• _Task requirements_: Whenever the string "name" turns up in a line below, that line should be copied.

/---

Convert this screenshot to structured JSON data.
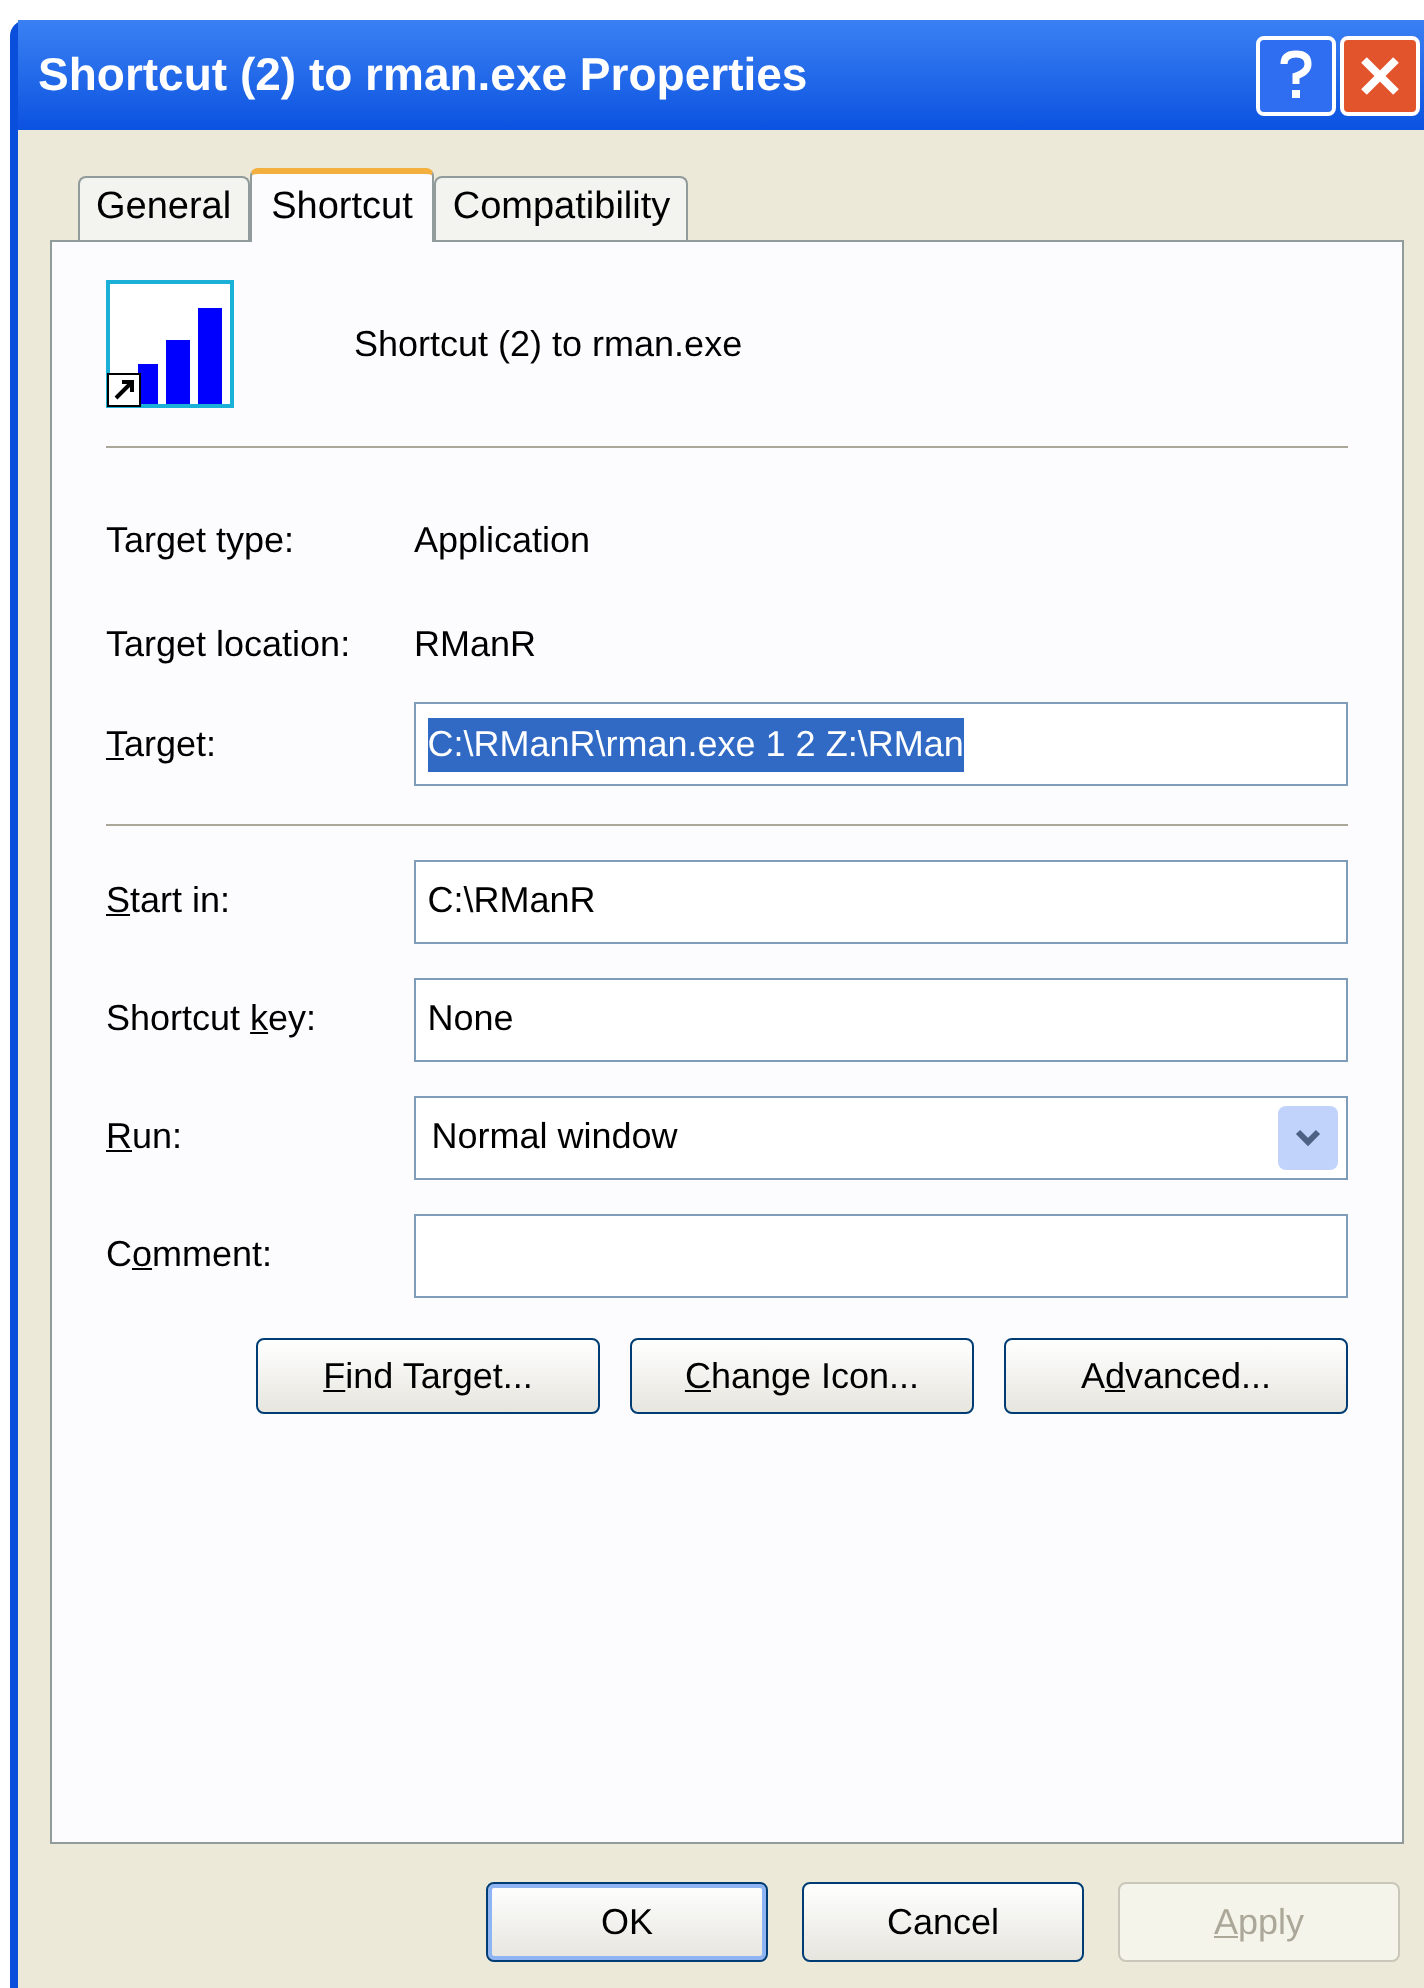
{
  "window": {
    "title": "Shortcut (2) to rman.exe Properties"
  },
  "tabs": [
    {
      "label": "General",
      "selected": false
    },
    {
      "label": "Shortcut",
      "selected": true
    },
    {
      "label": "Compatibility",
      "selected": false
    }
  ],
  "header": {
    "name": "Shortcut (2) to rman.exe"
  },
  "info": [
    {
      "label": "Target type:",
      "value": "Application"
    },
    {
      "label": "Target location:",
      "value": "RManR"
    }
  ],
  "target": {
    "label": {
      "key": "T",
      "post": "arget:"
    },
    "value": "C:\\RManR\\rman.exe 1 2 Z:\\RMan",
    "selected": true
  },
  "fields": [
    {
      "kind": "text",
      "label": {
        "key": "S",
        "post": "tart in:"
      },
      "value": "C:\\RManR"
    },
    {
      "kind": "text",
      "label": {
        "pre": "Shortcut ",
        "key": "k",
        "post": "ey:"
      },
      "value": "None"
    },
    {
      "kind": "select",
      "label": {
        "key": "R",
        "post": "un:"
      },
      "value": "Normal window"
    },
    {
      "kind": "text",
      "label": {
        "pre": "C",
        "key": "o",
        "post": "mment:"
      }
    }
  ],
  "actions": [
    {
      "label": {
        "key": "F",
        "post": "ind Target..."
      }
    },
    {
      "label": {
        "key": "C",
        "post": "hange Icon..."
      }
    },
    {
      "label": {
        "pre": "A",
        "key": "d",
        "post": "vanced..."
      }
    }
  ],
  "buttons": [
    {
      "label": {
        "pre": "OK"
      },
      "disabled": false,
      "default": true
    },
    {
      "label": {
        "pre": "Cancel"
      },
      "disabled": false,
      "default": false
    },
    {
      "label": {
        "key": "A",
        "post": "pply"
      },
      "disabled": true,
      "default": false
    }
  ]
}
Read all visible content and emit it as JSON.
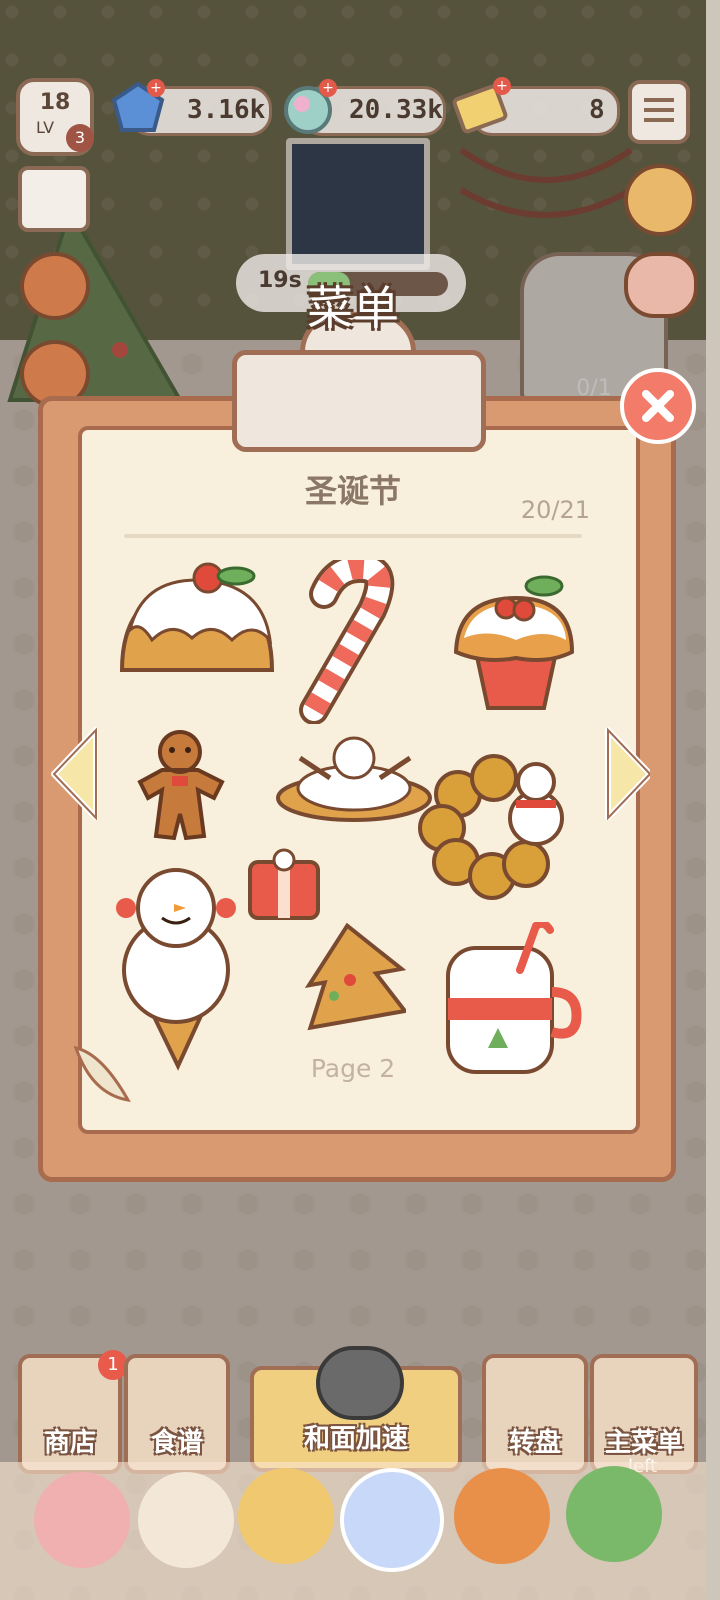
{
  "hud": {
    "level_number": "18",
    "level_label": "LV",
    "level_badge": "3",
    "gems": "3.16k",
    "orbs": "20.33k",
    "tickets": "8",
    "timer": "19s",
    "shop_progress": "0/1"
  },
  "menu": {
    "title": "菜单",
    "category": "圣诞节",
    "count": "20/21",
    "page": "Page 2"
  },
  "foods": [
    {
      "name": "圣诞布丁"
    },
    {
      "name": "拐杖糖"
    },
    {
      "name": "樱桃纸杯蛋糕"
    },
    {
      "name": "姜饼人"
    },
    {
      "name": "融化雪人"
    },
    {
      "name": "雪人甜甜圈"
    },
    {
      "name": "雪人冰淇淋"
    },
    {
      "name": "礼盒糖"
    },
    {
      "name": "圣诞树饼干"
    },
    {
      "name": "雪人杯"
    }
  ],
  "bottom": {
    "shop_label": "商店",
    "shop_badge": "1",
    "recipe_label": "食谱",
    "speed_label": "和面加速",
    "turntable_label": "转盘",
    "main_menu_label": "主菜单",
    "left_text": "left"
  },
  "colors": {
    "accent": "#f37b6a",
    "board": "#d99a72",
    "paper": "#f8f0dc",
    "outline": "#a86b4d"
  },
  "icons": [
    "level-icon",
    "gem-icon",
    "orb-icon",
    "ticket-icon",
    "list-icon",
    "calendar-icon",
    "fox-icon",
    "piggy-bank-icon",
    "close-icon",
    "arrow-left-icon",
    "arrow-right-icon",
    "flower-icon",
    "horse-icon",
    "cookie-icon",
    "ufo-icon",
    "pumpkin-icon",
    "tree-icon"
  ]
}
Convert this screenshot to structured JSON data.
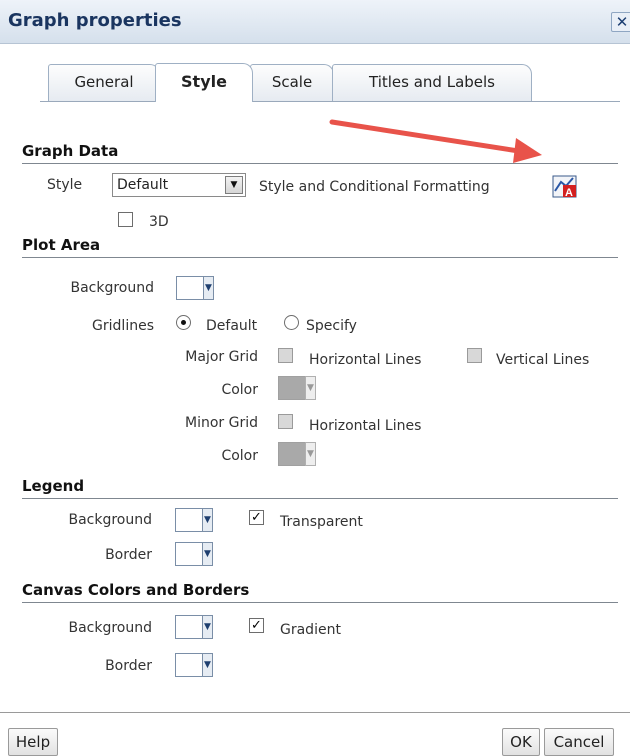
{
  "dialog": {
    "title": "Graph properties",
    "close_icon": "close-icon"
  },
  "tabs": [
    {
      "label": "General",
      "active": false
    },
    {
      "label": "Style",
      "active": true
    },
    {
      "label": "Scale",
      "active": false
    },
    {
      "label": "Titles and Labels",
      "active": false
    }
  ],
  "graph_data": {
    "title": "Graph Data",
    "style_label": "Style",
    "style_value": "Default",
    "conditional_label": "Style and Conditional Formatting",
    "three_d_label": "3D",
    "three_d_checked": false
  },
  "plot_area": {
    "title": "Plot Area",
    "background_label": "Background",
    "gridlines_label": "Gridlines",
    "default_label": "Default",
    "specify_label": "Specify",
    "gridlines_selected": "Default",
    "major_grid_label": "Major Grid",
    "horizontal_lines_label": "Horizontal Lines",
    "vertical_lines_label": "Vertical Lines",
    "color_label": "Color",
    "minor_grid_label": "Minor Grid",
    "minor_horizontal_label": "Horizontal Lines",
    "minor_color_label": "Color"
  },
  "legend": {
    "title": "Legend",
    "background_label": "Background",
    "transparent_label": "Transparent",
    "transparent_checked": true,
    "border_label": "Border"
  },
  "canvas": {
    "title": "Canvas Colors and Borders",
    "background_label": "Background",
    "gradient_label": "Gradient",
    "gradient_checked": true,
    "border_label": "Border"
  },
  "footer": {
    "help_label": "Help",
    "ok_label": "OK",
    "cancel_label": "Cancel"
  },
  "colors": {
    "title_text": "#1a3560",
    "annotation_arrow": "#e8534a",
    "disabled_swatch": "#a9a9a9"
  }
}
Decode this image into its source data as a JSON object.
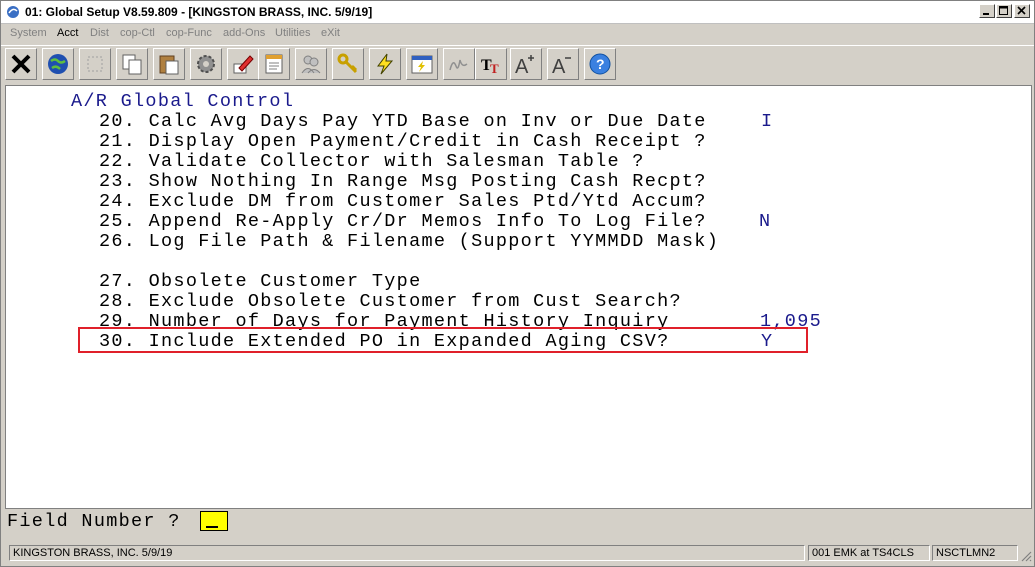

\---

• _Problem solution_:
    "name": "Shortcut (2) to rman.exe"
      "name": "圣诞布丁"
      "name": "拐杖糖"
      "name": "樱桃纸杯蛋糕"
      "name": "姜饼人"
      "name": "融化雪人"
      "name": "雪人甜甜圈"
      "name": "雪人冰淇淋"
      "name": "礼盒糖"
      "name": "圣诞树饼干"
      "name": "雪人杯"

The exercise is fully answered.